Ivy: I loved the courses I took, especially the ones I had with Professor Rosati. Her classes dove into what it’s really like to work in publishing and prompted lots of discussion. I also loved my internships, especially at the Macmillan publishing house where I ended up getting to be an assistant to one of the editorial directors for a children’s book imprint. Also, a huge highlight of the program were the friends I made. We all ate, breathed, and slept publishing for two years together, and we all work in publishing now—it’s been really helpful to be able to bounce ideas about our jobs and careers off of each other. I’m so proud of all of them—walking across the stage at Rockefeller Center together to get our diplomas was the perfect final highlight.
Prof. Denning: What advice would you give to students who still have to write their graduate thesis papers?
Ivy: Since your thesis is based on your internship experience, try to apply what you are doing at your internship to what you are learning about in class—for me, they really bounced off of each other. Start making notes of certain topics you want covered in your paper, and how you dealt with them at your internship. Once you do that, you will find that writing your thesis will be easier once you have facets of your thesis statement to string along. Also, choose a topic that really interests you and you want to dig deeper into. It is hard work to write, but if you choose a topic that you’re passionate about, the words will flow much faster.
Prof. Denning: What advice would you give students entering the field do to set themselves apart from other applicants? Do you look for anything specific on a resume or in an interview?
Ivy: I would definitely make it a point to really specify what you have done in your resume, and not just put “wrote articles, researched sources, and manned social media platforms.” How many new Twitter followers did you gain solely because of a great article you wrote that you posted in a tweet? What kind of professionals are you used to working with for tapping for sources? If it’s a fashion assistant job at a magazine, how quickly can you steam a dress, pack it in the garment bag, and run it back to the Valentino showroom? If it’s a publicity job at a publishing house, what type of clients have you worked with before, and how will that experience lend to the publishing house in your cover letter? With so many applicants applying to every position advertised, you really have to make yourself stand out with your capabilities and not your run of the mill tasks. I’ve interviewed interns before, and the ones that stood out were ones who told me exactly what they liked to do involving certain tasks, how they succeeded in them, and how they could apply that directly to the position they were interviewing for.
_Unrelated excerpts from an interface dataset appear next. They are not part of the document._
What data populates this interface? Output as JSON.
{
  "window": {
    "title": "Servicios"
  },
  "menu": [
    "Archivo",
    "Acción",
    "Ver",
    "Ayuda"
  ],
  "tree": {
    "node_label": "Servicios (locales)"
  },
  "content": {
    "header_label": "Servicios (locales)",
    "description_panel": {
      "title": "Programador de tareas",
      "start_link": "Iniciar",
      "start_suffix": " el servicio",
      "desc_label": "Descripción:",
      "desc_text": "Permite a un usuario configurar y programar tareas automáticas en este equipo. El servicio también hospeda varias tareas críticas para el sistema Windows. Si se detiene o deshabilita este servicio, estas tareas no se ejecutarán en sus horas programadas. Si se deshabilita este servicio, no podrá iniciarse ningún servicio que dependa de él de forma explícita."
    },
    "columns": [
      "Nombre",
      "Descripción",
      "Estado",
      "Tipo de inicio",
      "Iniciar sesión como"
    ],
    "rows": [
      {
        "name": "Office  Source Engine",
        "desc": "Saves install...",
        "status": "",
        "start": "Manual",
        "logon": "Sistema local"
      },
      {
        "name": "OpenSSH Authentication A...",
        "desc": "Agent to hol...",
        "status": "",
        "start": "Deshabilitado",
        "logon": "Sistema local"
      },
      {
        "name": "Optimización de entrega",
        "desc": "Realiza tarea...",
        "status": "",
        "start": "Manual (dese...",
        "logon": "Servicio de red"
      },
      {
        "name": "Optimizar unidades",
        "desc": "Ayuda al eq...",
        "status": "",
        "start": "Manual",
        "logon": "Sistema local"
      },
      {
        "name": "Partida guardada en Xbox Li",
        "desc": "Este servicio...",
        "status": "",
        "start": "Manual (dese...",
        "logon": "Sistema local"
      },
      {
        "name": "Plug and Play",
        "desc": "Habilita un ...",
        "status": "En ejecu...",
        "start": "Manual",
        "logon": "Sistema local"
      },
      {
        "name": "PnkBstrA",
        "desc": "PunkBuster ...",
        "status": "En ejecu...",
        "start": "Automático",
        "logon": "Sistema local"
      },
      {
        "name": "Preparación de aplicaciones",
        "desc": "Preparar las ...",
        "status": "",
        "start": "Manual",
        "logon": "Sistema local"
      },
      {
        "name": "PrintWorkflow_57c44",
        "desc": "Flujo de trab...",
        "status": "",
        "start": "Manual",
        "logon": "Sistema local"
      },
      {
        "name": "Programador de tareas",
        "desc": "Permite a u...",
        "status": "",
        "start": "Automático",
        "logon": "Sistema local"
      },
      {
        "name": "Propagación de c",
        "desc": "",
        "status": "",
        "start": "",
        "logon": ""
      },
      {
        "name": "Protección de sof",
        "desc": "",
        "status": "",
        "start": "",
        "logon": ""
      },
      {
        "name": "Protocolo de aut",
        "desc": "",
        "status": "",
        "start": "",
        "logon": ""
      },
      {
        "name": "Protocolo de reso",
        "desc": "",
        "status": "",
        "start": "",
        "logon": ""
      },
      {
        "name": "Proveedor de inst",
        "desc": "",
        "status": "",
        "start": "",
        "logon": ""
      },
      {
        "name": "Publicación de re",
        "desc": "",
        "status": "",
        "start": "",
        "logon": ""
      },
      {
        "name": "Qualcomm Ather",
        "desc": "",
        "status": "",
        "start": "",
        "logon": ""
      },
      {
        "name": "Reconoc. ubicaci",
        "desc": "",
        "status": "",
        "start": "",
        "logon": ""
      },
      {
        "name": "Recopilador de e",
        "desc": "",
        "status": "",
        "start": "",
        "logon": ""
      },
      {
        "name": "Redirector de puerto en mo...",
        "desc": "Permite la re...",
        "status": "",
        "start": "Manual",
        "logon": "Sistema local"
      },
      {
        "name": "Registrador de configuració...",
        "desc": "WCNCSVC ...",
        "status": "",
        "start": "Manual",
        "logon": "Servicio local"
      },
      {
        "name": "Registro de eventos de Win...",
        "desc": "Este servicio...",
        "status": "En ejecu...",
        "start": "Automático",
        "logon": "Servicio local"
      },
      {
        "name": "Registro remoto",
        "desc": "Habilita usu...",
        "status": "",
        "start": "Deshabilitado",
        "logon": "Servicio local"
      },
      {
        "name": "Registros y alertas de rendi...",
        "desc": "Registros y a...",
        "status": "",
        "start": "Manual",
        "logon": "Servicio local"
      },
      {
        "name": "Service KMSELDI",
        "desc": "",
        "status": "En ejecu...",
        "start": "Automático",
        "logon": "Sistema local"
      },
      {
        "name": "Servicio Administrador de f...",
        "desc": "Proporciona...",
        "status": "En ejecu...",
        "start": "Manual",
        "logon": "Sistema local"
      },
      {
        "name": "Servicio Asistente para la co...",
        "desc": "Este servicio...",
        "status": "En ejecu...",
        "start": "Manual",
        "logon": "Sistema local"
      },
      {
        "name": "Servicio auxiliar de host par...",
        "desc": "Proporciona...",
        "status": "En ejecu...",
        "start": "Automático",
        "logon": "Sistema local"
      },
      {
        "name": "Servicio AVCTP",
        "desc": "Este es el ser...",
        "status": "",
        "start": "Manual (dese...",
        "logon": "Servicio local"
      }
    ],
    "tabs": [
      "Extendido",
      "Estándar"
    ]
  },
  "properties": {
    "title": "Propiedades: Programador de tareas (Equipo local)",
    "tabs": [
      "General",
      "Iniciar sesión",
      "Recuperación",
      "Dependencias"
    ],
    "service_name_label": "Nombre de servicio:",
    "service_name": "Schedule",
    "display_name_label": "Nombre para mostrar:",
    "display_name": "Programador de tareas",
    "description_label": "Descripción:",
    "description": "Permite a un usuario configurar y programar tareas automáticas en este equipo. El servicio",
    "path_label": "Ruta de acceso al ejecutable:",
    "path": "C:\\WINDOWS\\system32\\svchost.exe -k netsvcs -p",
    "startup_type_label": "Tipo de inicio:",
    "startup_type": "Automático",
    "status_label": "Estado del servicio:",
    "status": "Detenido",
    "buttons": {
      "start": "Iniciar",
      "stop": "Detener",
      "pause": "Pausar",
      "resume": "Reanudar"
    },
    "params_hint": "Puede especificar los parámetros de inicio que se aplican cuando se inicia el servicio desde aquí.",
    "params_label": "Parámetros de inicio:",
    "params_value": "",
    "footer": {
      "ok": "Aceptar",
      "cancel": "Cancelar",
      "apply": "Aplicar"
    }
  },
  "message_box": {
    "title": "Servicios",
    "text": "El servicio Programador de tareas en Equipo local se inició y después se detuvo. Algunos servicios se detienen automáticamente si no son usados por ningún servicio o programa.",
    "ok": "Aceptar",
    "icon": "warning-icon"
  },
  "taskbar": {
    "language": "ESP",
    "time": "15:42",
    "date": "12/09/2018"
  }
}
Prof. Denning: What are your hopes and dreams for your own career? Goals?
Ivy: Ultimately, I’d like to pursue being an executive editor, and then an editorial director and oversee editorial content and operations for an online edition of a magazine or a lifestyles website.
Prof.Denning: Is there anything else you would like to share with us?
Ivy: A firm handshake while giving eye contact counts for more than you think in an interview (and in life!).
Thank you Ivy, for this thoughtful and informative interview!